Amid continuing popular outrage against Deng's abusers, any thought of treating the matter as intentional homicide had long since vanished. Yet the idea of a not-guilty verdict on the grounds of self-defence, in a case where an official had been killed, was apparently intolerable to party leaders, who found it difficult enough to persuade the deceased's family to withdraw its claim for damages against the defendant. Traditional sympathy for a woman protecting her virtue had to be vindicated, but killing of an official had to be condemned.
The party soon engineered a typical mainland judicial compromise. Deng was convicted for excessive self-defence constituting aggravated assault resulting in death. But the court spared her from any punishment, even a suspended sentence. It attributed its leniency to three mitigating factors. Deng had "voluntarily" surrendered, she had been provoked by the victims' misconduct, and she was suffering from psychiatrically verified mental illness.
The online community hailed the decision as a victory for "the people's will". Yet, late last month, in a detailed investigative report, Guangzhou's reformist Southern Metropolitan Daily raised serious questions about whether public opinion had been misled and allowed to distort handling of this case. Hadn't the victims only demanded a "bath", rather than sexual intercourse, and wasn't the "sofa" actually a seat too small for pinning Deng down? Weren't the alleged mitigating factors insufficient to justify her freedom? How could her use of deadly force go unpunished?
When asked about these doubts, a local judge reportedly confided that the decision was made at a very high level and the court was merely there to "read it out". Not surprisingly, this confirmed not only the lack of independence of mainland judges in non-routine cases but also the readiness of party leaders to base their instructions, at least in part, on their perception of public opinion.
Yet, in high-profile cases that reach the trial stage, these factors usually operate against the defendant.
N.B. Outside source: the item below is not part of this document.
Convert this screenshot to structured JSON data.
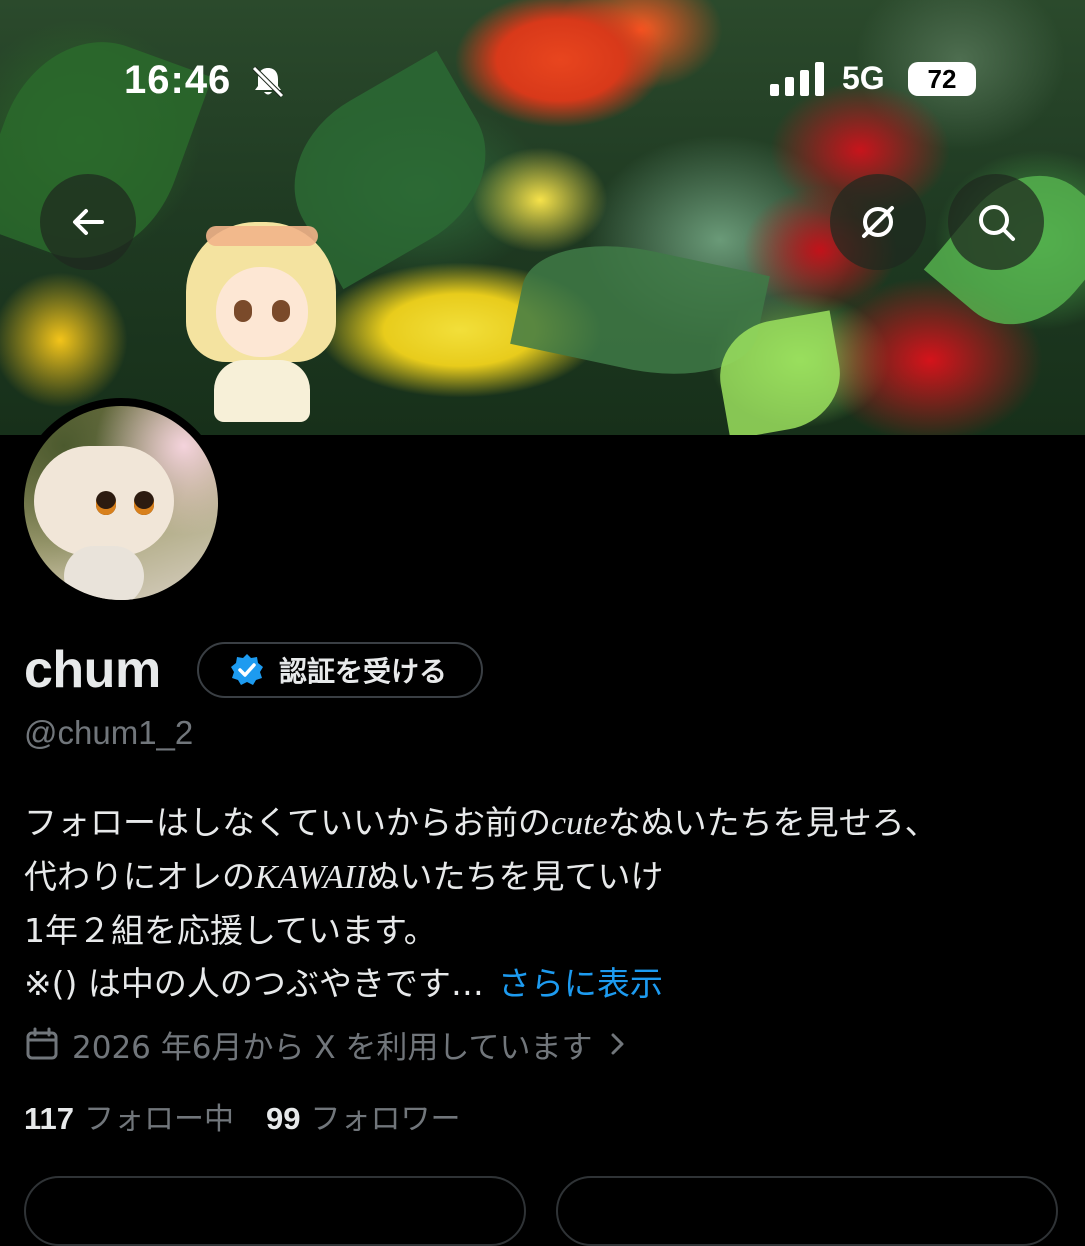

In the recent Akmal Shaikh drug-smuggling case and in the notorious Yang Jia cop-killer case, for example, popular demands for execution overwhelmed voices opposing official refusals to give obviously disturbed defendants the thorough psychiatric examination Deng received. In the infamous Liu Yong case, the Shenyang gang leader was sent to his death by popular demand even though his conviction was, importantly, based on a confession admittedly extracted through torture.
In Deng's case, by contrast, popular outcry forced the hand of a leadership obsessed with "stability" to free someone, illustrating that, as a social safety valve, the party must also respond to public pressures for leniency.
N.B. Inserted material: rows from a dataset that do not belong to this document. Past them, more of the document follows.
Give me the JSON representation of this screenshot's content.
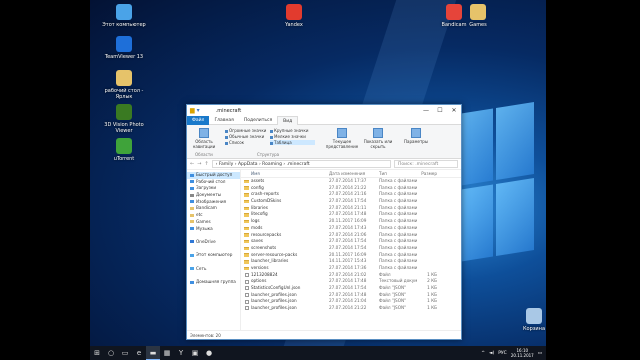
{
  "desktop": {
    "icons": [
      {
        "label": "Этот компьютер",
        "icon": "computer-icon",
        "color": "#4aa3e8"
      },
      {
        "label": "TeamViewer 13",
        "icon": "teamviewer-icon",
        "color": "#1e6fd9"
      },
      {
        "label": "рабочий стол - Ярлык",
        "icon": "shortcut-icon",
        "color": "#e6c36a"
      },
      {
        "label": "3D Vision Photo Viewer",
        "icon": "3d-vision-icon",
        "color": "#3a7a22"
      },
      {
        "label": "uTorrent",
        "icon": "utorrent-icon",
        "color": "#3fa33a"
      },
      {
        "label": "Yandex",
        "icon": "yandex-icon",
        "color": "#e23b2e"
      },
      {
        "label": "Bandicam",
        "icon": "bandicam-icon",
        "color": "#e6443a"
      },
      {
        "label": "Games",
        "icon": "folder-icon",
        "color": "#e6c36a"
      },
      {
        "label": "Корзина",
        "icon": "recycle-bin-icon",
        "color": "#a9c8e6"
      }
    ]
  },
  "explorer": {
    "title": ".minecraft",
    "window_buttons": [
      "—",
      "☐",
      "✕"
    ],
    "tabs": [
      "Файл",
      "Главная",
      "Поделиться",
      "Вид"
    ],
    "ribbon": {
      "pane_button": "Область навигации",
      "pane_group": "Области",
      "layout_options": [
        "Огромные значки",
        "Крупные значки",
        "Обычные значки",
        "Мелкие значки",
        "Список",
        "Таблица"
      ],
      "layout_group": "Структура",
      "sort_button": "Текущее представление",
      "show_button": "Показать или скрыть",
      "params_button": "Параметры"
    },
    "address": {
      "path": "›  Family  ›  AppData  ›  Roaming  ›  .minecraft",
      "search_placeholder": "Поиск: .minecraft"
    },
    "nav_items": [
      {
        "label": "Быстрый доступ",
        "icon": "star-icon",
        "color": "#3f8fe0",
        "selected": true
      },
      {
        "label": "Рабочий стол",
        "icon": "desktop-icon",
        "color": "#3f8fe0"
      },
      {
        "label": "Загрузки",
        "icon": "download-icon",
        "color": "#3f8fe0"
      },
      {
        "label": "Документы",
        "icon": "documents-icon",
        "color": "#888"
      },
      {
        "label": "Изображения",
        "icon": "pictures-icon",
        "color": "#3f8fe0"
      },
      {
        "label": "Bandicam",
        "icon": "folder-icon",
        "color": "#e6c36a"
      },
      {
        "label": "etc",
        "icon": "folder-icon",
        "color": "#e6c36a"
      },
      {
        "label": "Games",
        "icon": "folder-icon",
        "color": "#e6c36a"
      },
      {
        "label": "Музыка",
        "icon": "music-icon",
        "color": "#3f8fe0"
      },
      {
        "label": "",
        "icon": "",
        "color": ""
      },
      {
        "label": "OneDrive",
        "icon": "onedrive-icon",
        "color": "#2f78d6"
      },
      {
        "label": "",
        "icon": "",
        "color": ""
      },
      {
        "label": "Этот компьютер",
        "icon": "computer-icon",
        "color": "#4aa3e8"
      },
      {
        "label": "",
        "icon": "",
        "color": ""
      },
      {
        "label": "Сеть",
        "icon": "network-icon",
        "color": "#4aa3e8"
      },
      {
        "label": "",
        "icon": "",
        "color": ""
      },
      {
        "label": "Домашняя группа",
        "icon": "homegroup-icon",
        "color": "#3f8fe0"
      }
    ],
    "columns": [
      "Имя",
      "Дата изменения",
      "Тип",
      "Размер"
    ],
    "files": [
      {
        "name": "assets",
        "date": "27.07.2014 17:37",
        "type": "Папка с файлами",
        "size": "",
        "kind": "folder"
      },
      {
        "name": "config",
        "date": "27.07.2014 21:22",
        "type": "Папка с файлами",
        "size": "",
        "kind": "folder"
      },
      {
        "name": "crash-reports",
        "date": "27.07.2014 21:16",
        "type": "Папка с файлами",
        "size": "",
        "kind": "folder"
      },
      {
        "name": "CustomDSkins",
        "date": "27.07.2014 17:54",
        "type": "Папка с файлами",
        "size": "",
        "kind": "folder"
      },
      {
        "name": "libraries",
        "date": "27.07.2014 21:11",
        "type": "Папка с файлами",
        "size": "",
        "kind": "folder"
      },
      {
        "name": "litecofig",
        "date": "27.07.2014 17:48",
        "type": "Папка с файлами",
        "size": "",
        "kind": "folder"
      },
      {
        "name": "logs",
        "date": "20.11.2017 16:09",
        "type": "Папка с файлами",
        "size": "",
        "kind": "folder"
      },
      {
        "name": "mods",
        "date": "27.07.2014 17:43",
        "type": "Папка с файлами",
        "size": "",
        "kind": "folder"
      },
      {
        "name": "resourcepacks",
        "date": "27.07.2014 21:06",
        "type": "Папка с файлами",
        "size": "",
        "kind": "folder"
      },
      {
        "name": "saves",
        "date": "27.07.2014 17:54",
        "type": "Папка с файлами",
        "size": "",
        "kind": "folder"
      },
      {
        "name": "screenshots",
        "date": "27.07.2014 17:54",
        "type": "Папка с файлами",
        "size": "",
        "kind": "folder"
      },
      {
        "name": "server-resource-packs",
        "date": "20.11.2017 16:09",
        "type": "Папка с файлами",
        "size": "",
        "kind": "folder"
      },
      {
        "name": "launcher_libraries",
        "date": "14.11.2017 15:43",
        "type": "Папка с файлами",
        "size": "",
        "kind": "folder"
      },
      {
        "name": "versions",
        "date": "27.07.2014 17:36",
        "type": "Папка с файлами",
        "size": "",
        "kind": "folder"
      },
      {
        "name": "1213208824",
        "date": "27.07.2014 21:02",
        "type": "Файл",
        "size": "1 КБ",
        "kind": "file"
      },
      {
        "name": "options",
        "date": "27.07.2014 17:48",
        "type": "Текстовый докум...",
        "size": "2 КБ",
        "kind": "file"
      },
      {
        "name": "StatisticsConfigUnl.json",
        "date": "27.07.2014 17:54",
        "type": "Файл \"JSON\"",
        "size": "1 КБ",
        "kind": "file"
      },
      {
        "name": "launcher_profiles.json",
        "date": "27.07.2014 17:48",
        "type": "Файл \"JSON\"",
        "size": "1 КБ",
        "kind": "file"
      },
      {
        "name": "launcher_profiles.json",
        "date": "27.07.2014 21:04",
        "type": "Файл \"JSON\"",
        "size": "1 КБ",
        "kind": "file"
      },
      {
        "name": "launcher_profiles.json",
        "date": "27.07.2014 21:22",
        "type": "Файл \"JSON\"",
        "size": "1 КБ",
        "kind": "file"
      }
    ],
    "status": "Элементов: 20"
  },
  "taskbar": {
    "items": [
      {
        "icon": "start-icon",
        "glyph": "⊞"
      },
      {
        "icon": "search-icon",
        "glyph": "○"
      },
      {
        "icon": "task-view-icon",
        "glyph": "▭"
      },
      {
        "icon": "edge-icon",
        "glyph": "e"
      },
      {
        "icon": "explorer-icon",
        "glyph": "▬",
        "active": true
      },
      {
        "icon": "store-icon",
        "glyph": "▦"
      },
      {
        "icon": "yandex-icon",
        "glyph": "Y"
      },
      {
        "icon": "app-icon",
        "glyph": "▣"
      },
      {
        "icon": "bandicam-icon",
        "glyph": "●"
      }
    ],
    "tray_lang": "РУС",
    "time": "16:10",
    "date": "20.11.2017"
  }
}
Ad hoc political responsiveness to mass demands for justice is a dangerous game, and surely inconsistent with the rule of law. In criminal cases, democratic countries - most recently Japan - reconcile popular views with the rule of law through juries and other forms of citizen participation in an independent judicial process.
In mainland courts, restrictions on both the long-standing use of "people's assessors" and recent efforts to consult informal "juries" inhibit popular trust in criminal justice. Moreover, manipulation of the media and internet, whether by the government or the defence, often makes it difficult even to identify the authentic will of the people.
Professor Jerome A. Cohen is co-director of NYU School of Law's US-Asia Law Institute and adjunct senior fellow for Asia at the Council on Foreign Relations. Oliver Zhong is research fellow of the institute. See also www.usasialaw.org.